Success is a process, and growth isn’t always immediately noticeable
I was recently researching habit formation, and flossing in particular. Struck by how common it is for people not to floss, I started thinking about how hard it is to do things that are good for us – especially when we can’t see the results right away. Could this be part of the reason why building habits, and flossing in particular, is so hard? That we give up when we can’t see the good we’re doing?
Perhaps. We do best when we can see the results all along, and flossing just doesn’t cut it. Our only benchmark is whether our dental hygienist gives us a good report. Few of us can see the positive results of flossing, despite evidence of it being a habit that can add up to 6 years to our life. Not easily seeing the fruits of our labor, or immediate rewards, it is easy to let it go. This is part of what makes habit formation so hard.
Ok. So you might be wondering about the plant picture. Would you believe it is romaine lettuce growing from the butt of a previous head? Crazy, right? I was doubtful when my husband plopped the lettuce end into a small cup of water, put it in the window, and announced to the family that it would (miraculously) grow another lettuce head. And for the first week, I was right – the lettuce butt sat lifeless in the window. No results, no growth. But then one day, we noticed there were sprouts – several of them – confirmation it had been growing all along. We just couldn’t see it.
And so it goes with so many efforts in life. We don’t always see the growth right away, even as it is happening all along. Not seeing success can tempt us to give up. We all know after all that time is valuable, and we need to be careful not to waste it on endeavors that don’t pay off in some way. Yes and no. Just because we can’t see results right away doesn’t mean they aren’t happening.
Our family lettuce experiment has been a powerful reminder that results almost always take time to see, time that requires sustained effort without noticeable reinforcement.
We don’t like this.
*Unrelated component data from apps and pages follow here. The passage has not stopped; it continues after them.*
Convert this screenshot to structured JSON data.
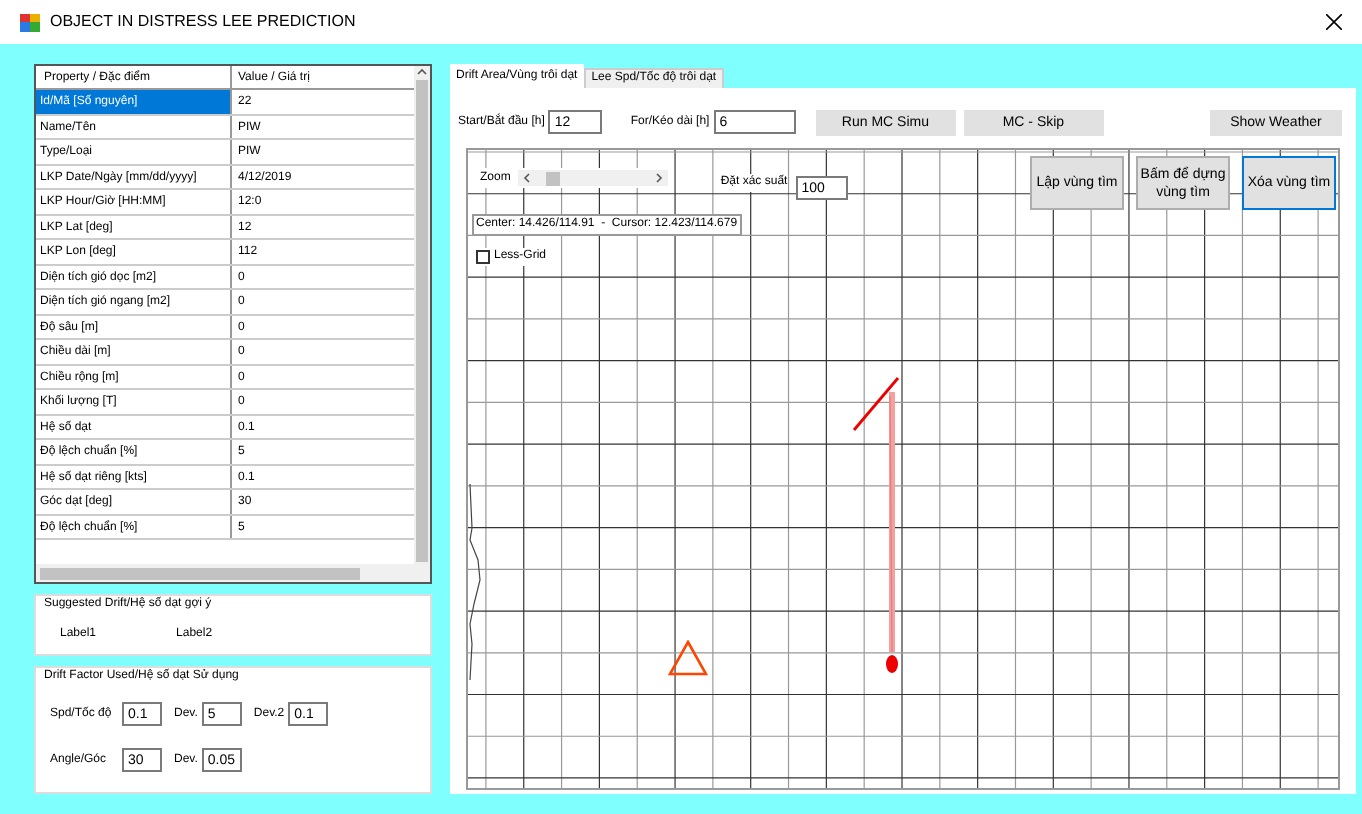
{
  "window": {
    "title": "OBJECT IN DISTRESS LEE PREDICTION"
  },
  "properties": {
    "columns": [
      "Property / Đặc điểm",
      "Value / Giá trị"
    ],
    "rows": [
      {
        "property": "Id/Mã [Số nguyên]",
        "value": "22",
        "selected": true
      },
      {
        "property": "Name/Tên",
        "value": "PIW",
        "selected": false
      },
      {
        "property": "Type/Loại",
        "value": "PIW",
        "selected": false
      },
      {
        "property": "LKP Date/Ngày [mm/dd/yyyy]",
        "value": "4/12/2019",
        "selected": false
      },
      {
        "property": "LKP Hour/Giờ [HH:MM]",
        "value": "12:0",
        "selected": false
      },
      {
        "property": "LKP Lat [deg]",
        "value": "12",
        "selected": false
      },
      {
        "property": "LKP Lon [deg]",
        "value": "112",
        "selected": false
      },
      {
        "property": "Diện tích gió dọc [m2]",
        "value": "0",
        "selected": false
      },
      {
        "property": "Diện tích gió ngang [m2]",
        "value": "0",
        "selected": false
      },
      {
        "property": "Độ sâu [m]",
        "value": "0",
        "selected": false
      },
      {
        "property": "Chiều dài [m]",
        "value": "0",
        "selected": false
      },
      {
        "property": "Chiều rộng [m]",
        "value": "0",
        "selected": false
      },
      {
        "property": "Khối lượng [T]",
        "value": "0",
        "selected": false
      },
      {
        "property": "Hệ số dạt",
        "value": "0.1",
        "selected": false
      },
      {
        "property": "Độ lệch chuẩn [%]",
        "value": "5",
        "selected": false
      },
      {
        "property": "Hệ số dạt riêng [kts]",
        "value": "0.1",
        "selected": false
      },
      {
        "property": "Góc dạt [deg]",
        "value": "30",
        "selected": false
      },
      {
        "property": "Độ lệch chuẩn [%]",
        "value": "5",
        "selected": false
      }
    ]
  },
  "suggested": {
    "title": "Suggested Drift/Hệ số dạt gợi ý",
    "labels": [
      "Label1",
      "Label2"
    ]
  },
  "drift_factor": {
    "title": "Drift Factor Used/Hệ số dạt Sử dụng",
    "rows": [
      [
        {
          "label": "Spd/Tốc độ",
          "value": "0.1"
        },
        {
          "label": "Dev.",
          "value": "5"
        },
        {
          "label": "Dev.2",
          "value": "0.1"
        }
      ],
      [
        {
          "label": "Angle/Góc",
          "value": "30"
        },
        {
          "label": "Dev.",
          "value": "0.05"
        }
      ]
    ]
  },
  "tabs": [
    {
      "label": "Drift Area/Vùng trôi dạt",
      "selected": true
    },
    {
      "label": "Lee Spd/Tốc độ trôi dạt",
      "selected": false
    }
  ],
  "toolbar": {
    "fields": [
      {
        "label": "Start/Bắt đầu [h]",
        "value": "12"
      },
      {
        "label": "For/Kéo dài [h]",
        "value": "6"
      }
    ],
    "buttons": [
      "Run MC Simu",
      "MC - Skip",
      "Show Weather"
    ]
  },
  "map": {
    "zoom_label": "Zoom",
    "zoom": {
      "level": 0.1
    },
    "probability": {
      "label": "Đặt xác suất",
      "value": "100"
    },
    "buttons": [
      {
        "label": "Lập vùng tìm",
        "focused": false
      },
      {
        "label": "Bấm để dựng vùng tìm",
        "focused": false
      },
      {
        "label": "Xóa vùng tìm",
        "focused": true
      }
    ],
    "coordinates": "Center: 14.426/114.91  -  Cursor: 12.423/114.679",
    "less_grid": {
      "label": "Less-Grid",
      "checked": false
    }
  }
}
Thanks to our dopamine system, we are motivated by rewards, making sustained effort without results so challenging. And rewards are important. Without them, and the results we want, we are wasting our precious efforts and need to adjust course.
Look more closely at the results, including the fun of the effort before recalibrating, or giving up.
Flossing. Exercise. Nutrition. Saving money. Summer projects. We all practice these efforts towards a future payoff, often in the absence of immediate results. And it isn’t easy. But if we look for the fun in the effort and measure our progress, rather than the ultimate goal (flossing without pain, seeing your money grow in your savings account, feeling your better energy with a healthier diet, feeling stronger in your workout), we can keep ourselves motivated.
Results are almost always there, if you look carefully enough. And the effort can almost always be fun if you are creative enough in your thinking about it.
This is how we build habits – through effort and practice. Every time you do something challenging or difficult for some future reward, notice that you are practicing (and getting better at) the skill of taking care of yourself – later.
Notice the results, celebrate your progress, and pat yourself on the back. These are sometimes the only rewards we need to keep up healthy behaviors until we can see the payoffs for ourselves.